9 Oct
4.95 miles, 43:05, 8:42 pace, HR 147
10 Oct
10.21 miles, 1:32:14, 9:02 pace, HR 145
11 Oct
6.67 miles, 58:53, 8:49 pace, HR 144

Thursday, October 04, 2018

Slowly Does It

So on Thursday I hurt my Achilles on the last meters before the finish line of a 5K, leaving me rather worried. On Friday it was so stiff on both legs that running was completely out of the question and left me hobbling round the office like an old man (no smart comments, please). However, the fact that it wasn't actually hurting was a very good sign.

On Saturday morning I first ran down to the shop to pick up some milk as well as to test out the Achilles, and the news was good.While it was sill a bit stiff it definitely felt ready to run again, so I did.

I changed my approach. I looked at the time I ran in the 5K, and while it was almost 3 minutes slower than my PB it was still aged-graded over 70% and the equivalent of an 18:18 of a younger man. While not exactly winning any major championships, or even a minor one, it's actually not that bad, especially when compared to my marathon time in Berlin. So I figured I still have a bit of pace left, relatively speaking, but my endurance has gone to bits.

How do you build up endurance?

By running more miles.

How do you manage to run more miles when they keep leaving you exhausted?

By running them slower!

So that's what I did. I didn't follow the advice of leaving the watch at home entirely because I'm too much of a numbers geek and would just fret over what the numbers would have been had I recorded them, but I'm good at ignoring the watch completely when I'm out running.

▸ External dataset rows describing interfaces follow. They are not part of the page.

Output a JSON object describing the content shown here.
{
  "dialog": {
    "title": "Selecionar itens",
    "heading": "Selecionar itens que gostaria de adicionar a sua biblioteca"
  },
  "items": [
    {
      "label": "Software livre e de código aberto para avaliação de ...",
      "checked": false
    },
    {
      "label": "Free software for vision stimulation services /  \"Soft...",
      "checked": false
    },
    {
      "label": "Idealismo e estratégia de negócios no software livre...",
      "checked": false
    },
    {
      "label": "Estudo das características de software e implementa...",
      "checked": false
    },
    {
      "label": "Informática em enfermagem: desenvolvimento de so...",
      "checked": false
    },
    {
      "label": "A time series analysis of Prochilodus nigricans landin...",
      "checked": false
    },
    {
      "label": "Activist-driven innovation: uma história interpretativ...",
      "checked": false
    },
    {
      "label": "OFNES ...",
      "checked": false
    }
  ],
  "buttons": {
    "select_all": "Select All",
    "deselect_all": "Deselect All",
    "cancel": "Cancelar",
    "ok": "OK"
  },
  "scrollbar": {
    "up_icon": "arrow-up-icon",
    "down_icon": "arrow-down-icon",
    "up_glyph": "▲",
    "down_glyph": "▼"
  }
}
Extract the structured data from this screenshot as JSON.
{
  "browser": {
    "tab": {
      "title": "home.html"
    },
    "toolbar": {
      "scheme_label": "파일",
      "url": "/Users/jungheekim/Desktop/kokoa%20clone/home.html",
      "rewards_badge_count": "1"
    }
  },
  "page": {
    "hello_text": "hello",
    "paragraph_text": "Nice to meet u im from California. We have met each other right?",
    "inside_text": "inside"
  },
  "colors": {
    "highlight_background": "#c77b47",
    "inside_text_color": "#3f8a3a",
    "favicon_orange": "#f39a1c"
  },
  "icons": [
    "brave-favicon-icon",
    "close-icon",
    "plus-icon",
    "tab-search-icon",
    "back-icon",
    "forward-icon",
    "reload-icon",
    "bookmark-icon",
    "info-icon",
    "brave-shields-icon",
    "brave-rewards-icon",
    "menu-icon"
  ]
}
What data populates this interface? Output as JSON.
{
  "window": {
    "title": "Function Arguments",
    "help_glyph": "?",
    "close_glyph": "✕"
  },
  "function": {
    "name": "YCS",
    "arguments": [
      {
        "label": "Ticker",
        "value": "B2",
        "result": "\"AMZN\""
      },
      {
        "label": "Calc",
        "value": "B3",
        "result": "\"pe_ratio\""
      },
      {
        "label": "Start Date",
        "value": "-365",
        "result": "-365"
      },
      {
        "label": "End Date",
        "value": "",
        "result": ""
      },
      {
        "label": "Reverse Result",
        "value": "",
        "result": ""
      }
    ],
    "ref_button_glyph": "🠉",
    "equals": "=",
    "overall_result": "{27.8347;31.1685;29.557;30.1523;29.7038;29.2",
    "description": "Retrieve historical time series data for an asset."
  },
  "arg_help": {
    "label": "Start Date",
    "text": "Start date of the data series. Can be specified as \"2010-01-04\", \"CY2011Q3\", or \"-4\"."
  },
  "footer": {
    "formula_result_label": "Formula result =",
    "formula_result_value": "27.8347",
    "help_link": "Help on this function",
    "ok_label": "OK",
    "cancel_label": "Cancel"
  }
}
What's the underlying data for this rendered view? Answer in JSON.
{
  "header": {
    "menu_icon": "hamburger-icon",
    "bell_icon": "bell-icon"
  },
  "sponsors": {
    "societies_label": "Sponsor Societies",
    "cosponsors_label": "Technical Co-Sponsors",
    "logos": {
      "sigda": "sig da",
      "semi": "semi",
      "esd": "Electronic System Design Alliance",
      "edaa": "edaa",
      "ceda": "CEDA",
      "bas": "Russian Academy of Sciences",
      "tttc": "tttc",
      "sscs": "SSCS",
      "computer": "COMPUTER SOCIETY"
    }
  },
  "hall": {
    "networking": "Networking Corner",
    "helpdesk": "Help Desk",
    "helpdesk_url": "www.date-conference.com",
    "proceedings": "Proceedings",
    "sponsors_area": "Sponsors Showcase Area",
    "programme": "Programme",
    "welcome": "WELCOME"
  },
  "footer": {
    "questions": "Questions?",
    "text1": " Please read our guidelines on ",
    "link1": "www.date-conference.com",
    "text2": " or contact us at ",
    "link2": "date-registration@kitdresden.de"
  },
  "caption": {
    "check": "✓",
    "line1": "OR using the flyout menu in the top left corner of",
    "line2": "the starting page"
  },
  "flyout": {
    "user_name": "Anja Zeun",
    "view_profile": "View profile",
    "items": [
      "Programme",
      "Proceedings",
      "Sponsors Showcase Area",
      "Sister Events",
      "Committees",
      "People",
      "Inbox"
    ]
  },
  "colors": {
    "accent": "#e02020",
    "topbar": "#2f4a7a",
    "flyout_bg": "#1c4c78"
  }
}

Tuesday's run into work was a bit of a struggle, not helped by a headwind for 10 miles, but Thursday was already a lot better, even if it was equally as slow. I think this is already working, though it's a bit early to tell.

29 Sep
1.16 miles, 11:01, 9:29 pace, HR 134
4+ miles, 35:38, 8:45 pace, HR 148
30 Sep
8.5 miles, 1:19:33, 9:21 pace, HR 146
   very hilly
1 Oct
6.32 miles, 56:38, 8:57 pace, HR 144
2 Oct
10.25 miles, 1:31:22, 8:54 pace, HR 149
3 Oct
5.55 miles, 52:35, 9:28 pace, HR 138
4 Oct
10.22 miles, 1:30:38, 8:52 pace, HR 148